Using a regression model, we isolated the 7% effect of Popspots advertisements by controlling for variation across stores, products, price, rack program, day of week, and day of month. It’s obvious why we’d want to hold stores, products, and price constant. A Butterfinger in a store sold at $2 should be compared to a Butterfinger sold with advertising in the same store at the same price. We made sure to verify whether raised prices really did reduce sales and came out with the expected result:

The next thing we dealt with was the effect of launching a new Front End Merchandiser (FEM) program, which typically includes Popspots displays. These programs involve supplying retailers with new front-end fixtures that replace dated, visually unappealing predecessors. As seen below, new FEM programs can lead to substantial sales lifts. To adjust for this, we focused exclusively on sales after the installation of new fixtures, so the effect of the FEM program wouldn’t be confused with the effect of ads.

Select stores shown with names replaced with numbers for confidentiality purposes

The need to adjust for day of the week and month is a less obvious insight, but a very important one:

Nearly 40% of front-end sales occur on weekends.
Sales on the first few days and last week of the month are lower. This effect could be due to paycheck timing — consumers might have less disposable income to spend on impulse items towards the end of the month.

This variability of sales during weeks and days of the month especially makes sense considering that this particular grocery chain caters to lower income customers.
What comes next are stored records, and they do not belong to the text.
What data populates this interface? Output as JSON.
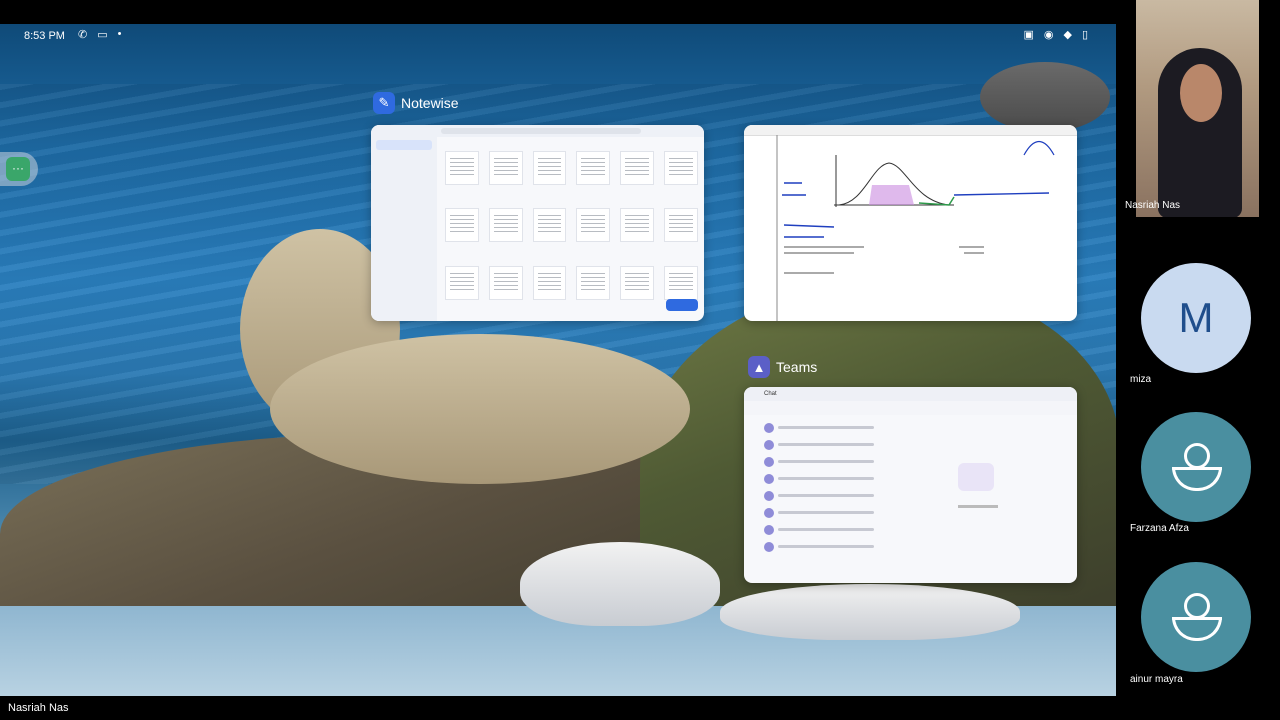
{
  "status_bar": {
    "time": "8:53 PM"
  },
  "apps": {
    "notewise": {
      "title": "Notewise"
    },
    "teams": {
      "title": "Teams",
      "chat_header": "Chat"
    }
  },
  "presenter_name_bottom": "Nasriah  Nas",
  "participants": [
    {
      "name": "Nasriah  Nas",
      "type": "video"
    },
    {
      "name": "miza",
      "type": "initial",
      "initial": "M"
    },
    {
      "name": "Farzana Afza",
      "type": "generic"
    },
    {
      "name": "ainur mayra",
      "type": "generic"
    }
  ],
  "colors": {
    "notewise_icon": "#2f6ae0",
    "teams_icon": "#5b5fc7",
    "avatar_letter_bg": "#c9daf0",
    "avatar_generic_bg": "#4a8fa0"
  }
}
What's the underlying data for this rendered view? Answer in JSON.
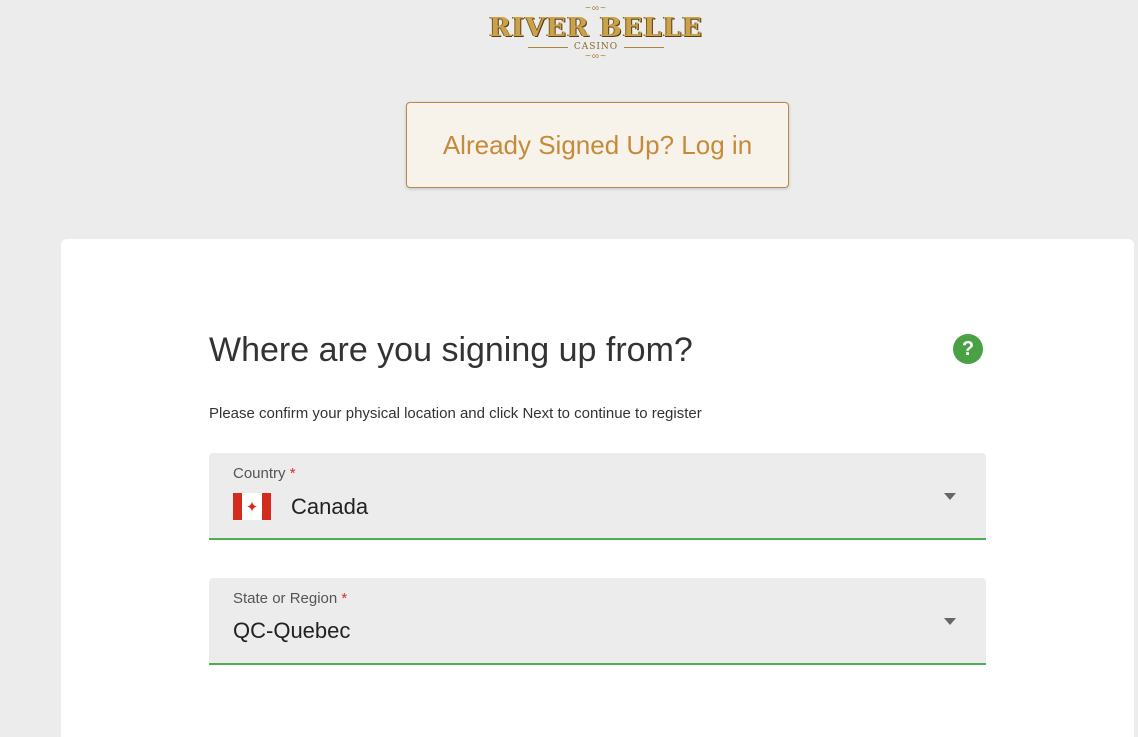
{
  "logo": {
    "name": "RIVER BELLE",
    "sub": "CASINO",
    "flourish": "~∞~"
  },
  "login_button": {
    "label": "Already Signed Up? Log in"
  },
  "location_form": {
    "title": "Where are you signing up from?",
    "help_icon": {
      "name": "help-icon",
      "glyph": "?",
      "color": "#4aa045"
    },
    "subtitle": "Please confirm your physical location and click Next to continue to register",
    "country": {
      "label": "Country",
      "required_marker": "*",
      "value": "Canada",
      "flag_icon": "canada-flag-icon",
      "flag_glyph": "✦"
    },
    "region": {
      "label": "State or Region",
      "required_marker": "*",
      "value": "QC-Quebec"
    },
    "accent_color": "#4caf50"
  },
  "colors": {
    "brand_gold": "#c58b3a",
    "background": "#ececec",
    "card": "#ffffff"
  }
}
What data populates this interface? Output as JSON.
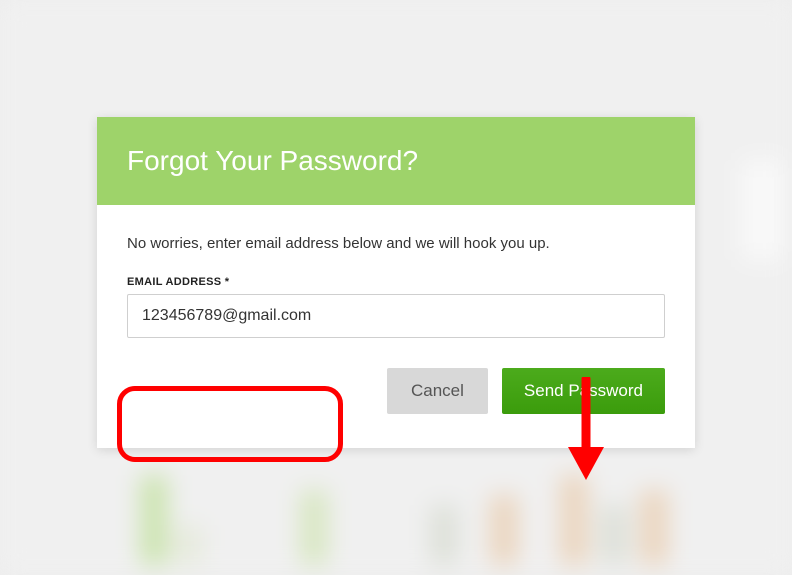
{
  "modal": {
    "title": "Forgot Your Password?",
    "helper_text": "No worries, enter email address below and we will hook you up.",
    "email_label": "EMAIL ADDRESS *",
    "email_value": "123456789@gmail.com",
    "buttons": {
      "cancel": "Cancel",
      "send": "Send Password"
    }
  },
  "annotation": {
    "color": "#ff0000"
  }
}
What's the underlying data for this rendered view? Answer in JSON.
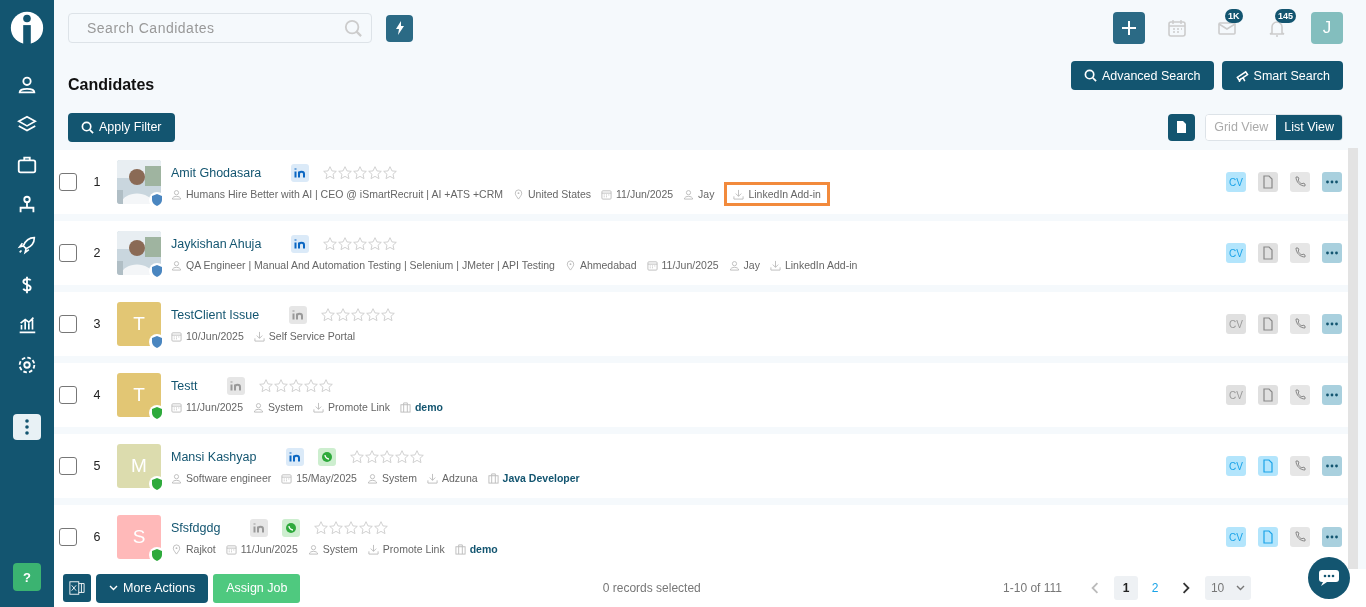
{
  "search": {
    "placeholder": "Search Candidates"
  },
  "header": {
    "mail_badge": "1K",
    "bell_badge": "145",
    "avatar": "J"
  },
  "title": "Candidates",
  "buttons": {
    "advanced_search": "Advanced Search",
    "smart_search": "Smart Search",
    "apply_filter": "Apply Filter"
  },
  "views": [
    {
      "label": "Grid View",
      "selected": false
    },
    {
      "label": "List View",
      "selected": true
    }
  ],
  "rows": [
    {
      "checked": false,
      "number": "1",
      "name": "Amit Ghodasara",
      "avatar": {
        "kind": "picture"
      },
      "shield": {
        "color": "#4a86c0"
      },
      "linkedin_active": true,
      "whatsapp": false,
      "stars": 0,
      "cv_label": "CV",
      "cv_active": true,
      "doc_active": false,
      "meta": [
        {
          "kind": "person",
          "text": "Humans Hire Better with AI | CEO @ iSmartRecruit | AI +ATS +CRM",
          "highlighted": false
        },
        {
          "kind": "location",
          "text": "United States",
          "highlighted": false
        },
        {
          "kind": "date",
          "text": "11/Jun/2025",
          "highlighted": false
        },
        {
          "kind": "person",
          "text": "Jay",
          "highlighted": false
        },
        {
          "kind": "source",
          "text": "LinkedIn Add-in",
          "highlighted": true
        }
      ]
    },
    {
      "checked": false,
      "number": "2",
      "name": "Jaykishan Ahuja",
      "avatar": {
        "kind": "picture"
      },
      "shield": {
        "color": "#4a86c0"
      },
      "linkedin_active": true,
      "whatsapp": false,
      "stars": 0,
      "cv_label": "CV",
      "cv_active": true,
      "doc_active": false,
      "meta": [
        {
          "kind": "person",
          "text": "QA Engineer | Manual And Automation Testing | Selenium | JMeter | API Testing",
          "highlighted": false
        },
        {
          "kind": "location",
          "text": "Ahmedabad",
          "highlighted": false
        },
        {
          "kind": "date",
          "text": "11/Jun/2025",
          "highlighted": false
        },
        {
          "kind": "person",
          "text": "Jay",
          "highlighted": false
        },
        {
          "kind": "source",
          "text": "LinkedIn Add-in",
          "highlighted": false
        }
      ]
    },
    {
      "checked": false,
      "number": "3",
      "name": "TestClient Issue",
      "avatar": {
        "kind": "letter",
        "letter": "T",
        "color": "#e2c674"
      },
      "shield": {
        "color": "#4a86c0"
      },
      "linkedin_active": false,
      "whatsapp": false,
      "stars": 0,
      "cv_label": "CV",
      "cv_active": false,
      "doc_active": false,
      "meta": [
        {
          "kind": "date",
          "text": "10/Jun/2025",
          "highlighted": false
        },
        {
          "kind": "source",
          "text": "Self Service Portal",
          "highlighted": false
        }
      ]
    },
    {
      "checked": false,
      "number": "4",
      "name": "Testt",
      "avatar": {
        "kind": "letter",
        "letter": "T",
        "color": "#e2c674"
      },
      "shield": {
        "color": "#2eaa3c"
      },
      "linkedin_active": false,
      "whatsapp": false,
      "stars": 0,
      "cv_label": "CV",
      "cv_active": false,
      "doc_active": false,
      "meta": [
        {
          "kind": "date",
          "text": "11/Jun/2025",
          "highlighted": false
        },
        {
          "kind": "person",
          "text": "System",
          "highlighted": false
        },
        {
          "kind": "source",
          "text": "Promote Link",
          "highlighted": false
        },
        {
          "kind": "job",
          "text": "demo",
          "highlighted": false
        }
      ]
    },
    {
      "checked": false,
      "number": "5",
      "name": "Mansi Kashyap",
      "avatar": {
        "kind": "letter",
        "letter": "M",
        "color": "#dcdcae"
      },
      "shield": {
        "color": "#2eaa3c"
      },
      "linkedin_active": true,
      "whatsapp": true,
      "stars": 0,
      "cv_label": "CV",
      "cv_active": true,
      "doc_active": true,
      "meta": [
        {
          "kind": "person",
          "text": "Software engineer",
          "highlighted": false
        },
        {
          "kind": "date",
          "text": "15/May/2025",
          "highlighted": false
        },
        {
          "kind": "person",
          "text": "System",
          "highlighted": false
        },
        {
          "kind": "source",
          "text": "Adzuna",
          "highlighted": false
        },
        {
          "kind": "job",
          "text": "Java Developer",
          "highlighted": false
        }
      ]
    },
    {
      "checked": false,
      "number": "6",
      "name": "Sfsfdgdg",
      "avatar": {
        "kind": "letter",
        "letter": "S",
        "color": "#ffb9b9"
      },
      "shield": {
        "color": "#2eaa3c"
      },
      "linkedin_active": false,
      "whatsapp": true,
      "stars": 0,
      "cv_label": "CV",
      "cv_active": true,
      "doc_active": true,
      "meta": [
        {
          "kind": "location",
          "text": "Rajkot",
          "highlighted": false
        },
        {
          "kind": "date",
          "text": "11/Jun/2025",
          "highlighted": false
        },
        {
          "kind": "person",
          "text": "System",
          "highlighted": false
        },
        {
          "kind": "source",
          "text": "Promote Link",
          "highlighted": false
        },
        {
          "kind": "job",
          "text": "demo",
          "highlighted": false
        }
      ]
    }
  ],
  "footer": {
    "more_actions": "More Actions",
    "assign_job": "Assign Job",
    "selection": "0 records selected",
    "range": "1-10 of 111",
    "pages": [
      {
        "label": "1",
        "selected": true
      },
      {
        "label": "2",
        "selected": false
      }
    ],
    "page_size": "10"
  },
  "help": "?"
}
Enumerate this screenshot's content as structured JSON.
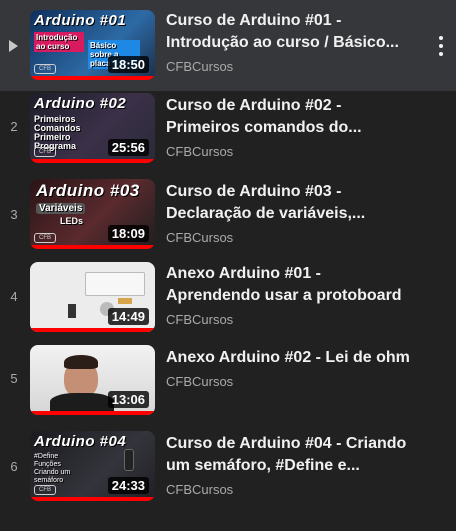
{
  "playlist": {
    "items": [
      {
        "index": "",
        "active": true,
        "title": "Curso de Arduino #01 - Introdução ao curso / Básico...",
        "channel": "CFBCursos",
        "duration": "18:50",
        "thumb_title": "Arduino #01",
        "thumb_sub": "Introdução ao curso / Básico sobre a placa",
        "thumb_bg": "#1c3d6b"
      },
      {
        "index": "2",
        "active": false,
        "title": "Curso de Arduino #02 - Primeiros comandos do...",
        "channel": "CFBCursos",
        "duration": "25:56",
        "thumb_title": "Arduino #02",
        "thumb_sub": "Primeiros Comandos Primeiro Programa",
        "thumb_bg": "#2b2b3a"
      },
      {
        "index": "3",
        "active": false,
        "title": "Curso de Arduino #03 - Declaração de variáveis,...",
        "channel": "CFBCursos",
        "duration": "18:09",
        "thumb_title": "Arduino #03",
        "thumb_sub": "Variáveis LEDs",
        "thumb_bg": "#3a2426"
      },
      {
        "index": "4",
        "active": false,
        "title": "Anexo Arduino #01 - Aprendendo usar a protoboard",
        "channel": "CFBCursos",
        "duration": "14:49",
        "thumb_title": "",
        "thumb_sub": "",
        "thumb_bg": "#e6e6e6"
      },
      {
        "index": "5",
        "active": false,
        "title": "Anexo Arduino #02 - Lei de ohm",
        "channel": "CFBCursos",
        "duration": "13:06",
        "thumb_title": "",
        "thumb_sub": "",
        "thumb_bg": "#dcdcdc"
      },
      {
        "index": "6",
        "active": false,
        "title": "Curso de Arduino #04 - Criando um semáforo, #Define e...",
        "channel": "CFBCursos",
        "duration": "24:33",
        "thumb_title": "Arduino #04",
        "thumb_sub": "#Define Funções Criando um semáforo",
        "thumb_bg": "#2a2a30"
      }
    ]
  },
  "colors": {
    "background": "#212121",
    "active_row": "#36373a",
    "progress": "#ff0000",
    "secondary_text": "#aaaaaa"
  },
  "icons": {
    "now_playing": "play-triangle-icon",
    "more": "kebab-menu-icon"
  }
}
For retailers selling to similar customers, this may be an important insight to note.

Controlling for the day of week and day of month helped further refine the answer to the question of ad effectiveness. The last step involved adding a variable to the model indicating whether ads were played for a product or not. The final model accounted for the majority of variation in front-end product sales. This makes us confident in our final sales lift number of 7%. Despite the many factors affecting customer purchasing decisions, the memory structures from advertising still manage to have a verifiable, significant effect, even in a time period of less than six months.

Dallas Griffin

Analytics at Popspots